There’s just something about Pixar, isn’t there? Even though scores of animation teams have tried to capture the essence of films like WALL-E, Toy Story 3 and Finding Nemo, they can never find the correct amount of humor, story structure, visual spectacle and intense sentimentalism that we’ve all come to expect from the Disney/Pixar institution. Brave isn’t the best Pixar film, but it certainly does not disappoint nor tarnish its company’s reputation.
Brave pinpoints exactly what everyone wants in a family movie (or, a movie in general, depending on your general disposition). That special something is the emotional, even schmaltzy core that's wrapped in comedy and visual spectacle. It’s like a jalapeño popper- the fried stuff is the comedy (always good), visual spectacle the cheese (it tastes better in its higher quality) and the emotion is the pepper itself- the thing that will make you tear up. Of course if there’s too much pepper, it’s unbearable to sit through, too little and you feel gypped from a good experience (I guess what I’m trying to say is that I’m hungry?).
Perhaps what I loved the most about Brave was the fact that this was a story about a mother and her daughter.

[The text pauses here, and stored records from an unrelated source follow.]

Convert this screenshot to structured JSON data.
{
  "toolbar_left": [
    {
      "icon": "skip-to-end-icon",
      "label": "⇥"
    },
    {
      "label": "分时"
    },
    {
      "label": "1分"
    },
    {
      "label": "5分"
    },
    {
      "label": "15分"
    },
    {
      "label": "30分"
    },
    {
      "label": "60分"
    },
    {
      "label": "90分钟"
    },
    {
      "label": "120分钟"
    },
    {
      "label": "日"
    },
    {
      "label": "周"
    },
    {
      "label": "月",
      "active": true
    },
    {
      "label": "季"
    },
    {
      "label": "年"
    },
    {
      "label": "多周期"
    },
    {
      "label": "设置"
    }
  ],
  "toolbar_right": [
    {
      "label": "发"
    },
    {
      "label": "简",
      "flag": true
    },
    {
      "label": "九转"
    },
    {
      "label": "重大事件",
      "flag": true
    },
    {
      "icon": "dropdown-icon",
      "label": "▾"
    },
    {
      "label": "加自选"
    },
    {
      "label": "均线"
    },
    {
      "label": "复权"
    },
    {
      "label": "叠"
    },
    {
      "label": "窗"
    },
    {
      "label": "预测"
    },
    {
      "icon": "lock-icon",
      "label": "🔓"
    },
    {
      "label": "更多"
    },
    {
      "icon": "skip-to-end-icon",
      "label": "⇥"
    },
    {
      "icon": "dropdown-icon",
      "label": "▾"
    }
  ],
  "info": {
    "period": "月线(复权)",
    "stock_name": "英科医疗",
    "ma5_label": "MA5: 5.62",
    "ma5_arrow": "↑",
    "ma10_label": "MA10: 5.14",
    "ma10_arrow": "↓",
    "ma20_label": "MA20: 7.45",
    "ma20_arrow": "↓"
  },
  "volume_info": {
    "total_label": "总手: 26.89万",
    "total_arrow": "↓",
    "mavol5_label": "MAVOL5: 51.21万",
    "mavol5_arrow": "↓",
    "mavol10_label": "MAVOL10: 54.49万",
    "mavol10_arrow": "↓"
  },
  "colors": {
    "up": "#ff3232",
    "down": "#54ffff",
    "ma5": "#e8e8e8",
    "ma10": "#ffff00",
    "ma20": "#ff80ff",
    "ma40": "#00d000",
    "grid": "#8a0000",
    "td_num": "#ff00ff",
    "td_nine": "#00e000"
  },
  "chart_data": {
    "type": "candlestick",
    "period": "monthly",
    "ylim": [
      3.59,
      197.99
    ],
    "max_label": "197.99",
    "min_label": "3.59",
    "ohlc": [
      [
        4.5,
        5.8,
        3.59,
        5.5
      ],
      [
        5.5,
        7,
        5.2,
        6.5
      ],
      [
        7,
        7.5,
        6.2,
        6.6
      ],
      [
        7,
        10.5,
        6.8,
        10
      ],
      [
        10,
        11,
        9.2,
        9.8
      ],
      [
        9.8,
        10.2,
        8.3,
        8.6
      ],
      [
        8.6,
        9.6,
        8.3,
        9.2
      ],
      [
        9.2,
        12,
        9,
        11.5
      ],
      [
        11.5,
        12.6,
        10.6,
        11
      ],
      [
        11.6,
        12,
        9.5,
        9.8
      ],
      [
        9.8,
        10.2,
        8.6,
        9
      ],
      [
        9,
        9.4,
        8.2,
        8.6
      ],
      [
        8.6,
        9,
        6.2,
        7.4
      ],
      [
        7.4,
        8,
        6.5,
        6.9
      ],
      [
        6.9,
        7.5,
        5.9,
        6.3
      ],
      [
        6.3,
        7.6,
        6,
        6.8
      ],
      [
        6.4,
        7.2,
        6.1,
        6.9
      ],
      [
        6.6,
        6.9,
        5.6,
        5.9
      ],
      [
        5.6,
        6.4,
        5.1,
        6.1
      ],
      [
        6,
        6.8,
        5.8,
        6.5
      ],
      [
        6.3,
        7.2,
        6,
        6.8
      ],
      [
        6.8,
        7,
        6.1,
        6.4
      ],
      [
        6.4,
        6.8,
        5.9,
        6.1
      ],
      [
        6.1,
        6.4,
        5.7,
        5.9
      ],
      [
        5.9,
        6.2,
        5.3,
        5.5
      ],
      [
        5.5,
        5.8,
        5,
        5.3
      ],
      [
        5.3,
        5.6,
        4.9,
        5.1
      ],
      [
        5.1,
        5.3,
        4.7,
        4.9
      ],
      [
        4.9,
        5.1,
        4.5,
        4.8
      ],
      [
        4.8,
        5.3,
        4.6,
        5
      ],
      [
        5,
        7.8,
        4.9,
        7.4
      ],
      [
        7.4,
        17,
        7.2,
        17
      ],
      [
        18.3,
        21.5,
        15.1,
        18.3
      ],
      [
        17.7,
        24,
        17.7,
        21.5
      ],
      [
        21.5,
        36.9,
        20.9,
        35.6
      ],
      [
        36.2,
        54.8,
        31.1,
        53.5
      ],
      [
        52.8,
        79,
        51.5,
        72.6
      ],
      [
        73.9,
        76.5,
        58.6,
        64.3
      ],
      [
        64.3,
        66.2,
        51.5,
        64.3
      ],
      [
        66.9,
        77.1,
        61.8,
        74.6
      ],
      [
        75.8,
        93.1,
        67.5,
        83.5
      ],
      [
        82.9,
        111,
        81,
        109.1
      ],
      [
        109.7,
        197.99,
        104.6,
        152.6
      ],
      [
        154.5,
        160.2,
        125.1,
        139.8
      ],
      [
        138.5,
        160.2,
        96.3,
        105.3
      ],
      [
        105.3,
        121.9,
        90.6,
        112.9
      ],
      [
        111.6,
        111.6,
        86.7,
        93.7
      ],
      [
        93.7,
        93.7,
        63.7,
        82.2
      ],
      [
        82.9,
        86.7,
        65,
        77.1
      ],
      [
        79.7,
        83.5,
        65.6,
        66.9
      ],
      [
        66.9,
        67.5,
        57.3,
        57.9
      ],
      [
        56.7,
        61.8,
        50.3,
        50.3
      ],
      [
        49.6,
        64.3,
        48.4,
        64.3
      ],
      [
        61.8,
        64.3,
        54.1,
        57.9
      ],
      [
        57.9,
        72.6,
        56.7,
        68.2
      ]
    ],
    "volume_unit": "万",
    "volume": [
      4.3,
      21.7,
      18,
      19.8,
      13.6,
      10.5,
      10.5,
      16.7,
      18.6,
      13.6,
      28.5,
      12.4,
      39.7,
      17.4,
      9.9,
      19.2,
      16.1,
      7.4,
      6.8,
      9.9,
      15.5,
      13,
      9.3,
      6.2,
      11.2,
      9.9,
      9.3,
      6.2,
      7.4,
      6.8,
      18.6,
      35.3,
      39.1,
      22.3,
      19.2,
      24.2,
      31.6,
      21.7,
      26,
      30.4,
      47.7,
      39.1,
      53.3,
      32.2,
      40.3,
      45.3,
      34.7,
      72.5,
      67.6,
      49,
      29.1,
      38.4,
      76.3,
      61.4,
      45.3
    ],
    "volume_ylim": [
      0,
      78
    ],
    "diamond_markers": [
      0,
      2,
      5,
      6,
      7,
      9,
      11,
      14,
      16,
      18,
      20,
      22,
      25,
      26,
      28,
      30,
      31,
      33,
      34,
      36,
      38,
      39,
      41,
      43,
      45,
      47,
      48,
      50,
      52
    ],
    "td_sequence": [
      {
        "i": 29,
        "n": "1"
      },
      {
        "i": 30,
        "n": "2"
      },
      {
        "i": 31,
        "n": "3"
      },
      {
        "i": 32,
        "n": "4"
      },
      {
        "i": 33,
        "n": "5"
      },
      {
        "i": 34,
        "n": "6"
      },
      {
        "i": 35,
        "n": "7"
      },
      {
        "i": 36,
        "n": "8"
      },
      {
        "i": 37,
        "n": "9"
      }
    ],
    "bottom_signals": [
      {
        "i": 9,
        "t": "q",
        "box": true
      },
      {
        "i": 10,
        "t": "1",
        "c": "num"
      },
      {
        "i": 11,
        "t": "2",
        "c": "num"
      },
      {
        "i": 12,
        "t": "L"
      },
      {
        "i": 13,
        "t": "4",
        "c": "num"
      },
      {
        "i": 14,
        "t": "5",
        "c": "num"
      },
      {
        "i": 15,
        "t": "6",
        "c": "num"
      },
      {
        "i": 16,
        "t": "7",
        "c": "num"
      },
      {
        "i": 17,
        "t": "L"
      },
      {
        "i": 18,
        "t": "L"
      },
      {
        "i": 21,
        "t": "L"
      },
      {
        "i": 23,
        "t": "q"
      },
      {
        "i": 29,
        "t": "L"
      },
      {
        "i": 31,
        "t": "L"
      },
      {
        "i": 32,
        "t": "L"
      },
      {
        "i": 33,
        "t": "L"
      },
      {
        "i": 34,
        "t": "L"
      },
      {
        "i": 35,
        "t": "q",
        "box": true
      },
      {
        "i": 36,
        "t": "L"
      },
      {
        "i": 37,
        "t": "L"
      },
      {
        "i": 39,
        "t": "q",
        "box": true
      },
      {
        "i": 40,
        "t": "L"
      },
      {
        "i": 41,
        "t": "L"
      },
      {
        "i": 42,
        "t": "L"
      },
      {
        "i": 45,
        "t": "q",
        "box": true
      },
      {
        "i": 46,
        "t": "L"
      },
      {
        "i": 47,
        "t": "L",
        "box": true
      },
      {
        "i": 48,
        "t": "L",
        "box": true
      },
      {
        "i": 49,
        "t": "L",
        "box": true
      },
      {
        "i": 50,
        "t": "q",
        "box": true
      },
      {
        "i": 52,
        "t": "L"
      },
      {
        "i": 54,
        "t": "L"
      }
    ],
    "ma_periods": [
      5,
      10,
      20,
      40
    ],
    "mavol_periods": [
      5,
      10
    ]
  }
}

I feel like often films and television shows rely on the father/children aspect for humor, as if a good father figure is so outrageous that there is an inherit plot point. Mothers are maternal, loving, therefore the struggles between a mother and child are never fully explored- at least in the G/PG rated territory. Brave’s battle was between the wild Merida (voiced by Kelly Macdonald) and her queenly mother Elinor (Emma Thompson) over expectations and fate. Through a magical twist of events, the two must learn together what it means to be a free woman. Being close to my own mother, you can assume I was weeping through many parts of the film (the weeping however, I get from my father).
I would highly recommend Brave to anyone in the family- even the gothic teen who just started locking his/her door.